So another story that has some historic basis, about a “big, big man” but also a mysterious one, an intimidating guy no one knew much about. But a guy who leapt into action when things looked their worst. That’s a legend. If you like it, why?
I like it because it stirs something in me that hopes for “big, big” help in my darkest hour, when all looks lost and no effort of mine will be enough. But that’s exactly where some of us decide to try and back off of our hero legends or faith. We rationalize and say, “…but it’s not true, and I better have more sense than to count on help like that. I don’t have that kinda luck, it’s not smart to bank on it, I need to take care of myself.” I agree, really. It’s not smart at all, but I’d still rather hope when all seems lost than just lay down and quit, or sit there and rationalize.

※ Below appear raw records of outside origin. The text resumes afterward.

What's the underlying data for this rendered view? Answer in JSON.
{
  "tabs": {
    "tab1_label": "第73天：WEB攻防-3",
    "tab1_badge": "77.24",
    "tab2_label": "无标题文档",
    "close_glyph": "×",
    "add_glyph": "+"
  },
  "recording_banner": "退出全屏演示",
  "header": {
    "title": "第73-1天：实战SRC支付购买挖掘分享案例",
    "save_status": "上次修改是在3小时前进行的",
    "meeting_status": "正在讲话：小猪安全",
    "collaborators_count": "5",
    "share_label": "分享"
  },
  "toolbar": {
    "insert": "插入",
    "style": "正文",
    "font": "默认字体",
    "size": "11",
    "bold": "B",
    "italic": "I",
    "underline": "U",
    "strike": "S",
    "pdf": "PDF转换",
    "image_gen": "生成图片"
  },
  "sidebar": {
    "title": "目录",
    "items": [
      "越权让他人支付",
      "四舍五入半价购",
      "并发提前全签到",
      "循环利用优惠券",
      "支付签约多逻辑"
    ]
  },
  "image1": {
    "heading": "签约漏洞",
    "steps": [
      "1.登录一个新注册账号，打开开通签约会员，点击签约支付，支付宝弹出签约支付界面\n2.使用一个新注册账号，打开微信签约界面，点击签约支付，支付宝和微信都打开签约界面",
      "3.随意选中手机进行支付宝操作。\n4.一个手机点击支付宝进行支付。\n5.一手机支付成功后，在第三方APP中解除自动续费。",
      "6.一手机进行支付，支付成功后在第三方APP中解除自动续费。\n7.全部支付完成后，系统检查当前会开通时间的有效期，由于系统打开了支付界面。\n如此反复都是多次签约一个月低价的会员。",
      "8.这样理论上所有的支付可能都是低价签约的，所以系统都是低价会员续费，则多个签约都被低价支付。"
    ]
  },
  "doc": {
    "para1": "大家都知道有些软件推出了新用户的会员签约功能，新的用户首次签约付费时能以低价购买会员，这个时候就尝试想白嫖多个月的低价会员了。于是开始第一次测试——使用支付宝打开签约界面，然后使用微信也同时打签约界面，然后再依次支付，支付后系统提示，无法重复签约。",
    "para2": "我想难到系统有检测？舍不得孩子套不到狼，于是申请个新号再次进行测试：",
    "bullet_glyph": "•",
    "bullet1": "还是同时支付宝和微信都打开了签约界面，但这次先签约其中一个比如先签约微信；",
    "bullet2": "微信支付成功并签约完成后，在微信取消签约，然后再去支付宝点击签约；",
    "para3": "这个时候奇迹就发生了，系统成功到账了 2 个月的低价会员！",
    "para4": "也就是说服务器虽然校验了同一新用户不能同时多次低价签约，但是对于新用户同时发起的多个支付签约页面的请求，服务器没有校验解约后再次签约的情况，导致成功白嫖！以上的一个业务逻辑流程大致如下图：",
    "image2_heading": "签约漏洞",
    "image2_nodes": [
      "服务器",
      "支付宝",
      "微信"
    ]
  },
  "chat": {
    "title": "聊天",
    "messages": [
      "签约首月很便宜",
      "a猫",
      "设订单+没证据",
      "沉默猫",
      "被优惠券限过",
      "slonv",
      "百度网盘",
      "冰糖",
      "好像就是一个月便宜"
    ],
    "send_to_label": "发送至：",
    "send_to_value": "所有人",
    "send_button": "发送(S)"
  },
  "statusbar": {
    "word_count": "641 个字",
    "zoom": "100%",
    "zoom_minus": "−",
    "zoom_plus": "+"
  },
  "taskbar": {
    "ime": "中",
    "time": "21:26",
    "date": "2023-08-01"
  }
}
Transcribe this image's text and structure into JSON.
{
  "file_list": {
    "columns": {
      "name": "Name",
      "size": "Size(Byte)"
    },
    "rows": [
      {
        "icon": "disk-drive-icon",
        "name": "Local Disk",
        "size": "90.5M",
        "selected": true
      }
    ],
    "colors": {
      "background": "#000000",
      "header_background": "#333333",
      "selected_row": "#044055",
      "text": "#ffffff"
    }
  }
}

Truly, all the tall tales and hero stories can give us hope. Not in and of themselves (don’t know many folks willing to stake their lives on Paul Bunyan and Babe coming to rescue). But only if they point to the one story that is true, and the one hero that is all-sufficient. Because indeed we will all experience something that for many of us seems dark and freaky, or at least totally uncertain — death. No power of ours, no amount of will or strength or intellect, can put the tiniest dent in it. The only shot we have to hope for any survival with it, is the hope beyond all hope that One can come to our aid and handle it.
And I need a hero not just for death, but LIFE. We’re every day dealing with parts of life that smack of death — hate and violence that make no sense, things that strike at our hearts and those of the ones we love, things that enslave and destroy. EVEN MORE, it is often ME who contributes to those deadly things in myself and on others around me. So the greatest hope story would involve a hero that deals with death, but also with saving us daily from life, and even those deep parts of ourselves that need it.
The tallest of tales, that is. Would be absurd to hope for it. But I still need it, personally. I think the world does. After all, “Christ the King” Sunday wasn’t a day ordered by Jesus, it’s a really recent development. In the early 20th century, events around the world were taking such a toll that the church saw fit to institute this day of celebration. One major component was the events unfolding in Mexico — in 1918 the nation had passed a constitution that made it pretty easy for folks to pressure and eventually persecute the church. Until the 1940s, for their faith Christians dealt with imprisonment, confiscation of property, torture and death (this was the 1940s!). And in front of the firing squad one young priest shouted out something that inspired the naming of this Sunday — “Viva Cristo Rey!” It means, “Christ the King Lives!”
So since 1925 when it was first observed in response to those events, this is the Sunday when we assert the reality of the fullness of Christ Jesus exalted above all authority in heaven and on earth. Now, no, that’s not to say that whatever our leaders and governments do is pleasing to God or sanctioned by him. For God always leaves it to us to choose for ourselves, and I’d say we jack that up most of the time. But it is to say that those authorities and rulers, and even our own authority over our own individual lives, is still ultimately subject to Jesus and will be held to account one day soon.
In the meantime, can we take a look at ours and the earth’s situation, and maybe see that nothing but heroic intervention is going to succeed here? Maybe we can start to consider that kind of hope.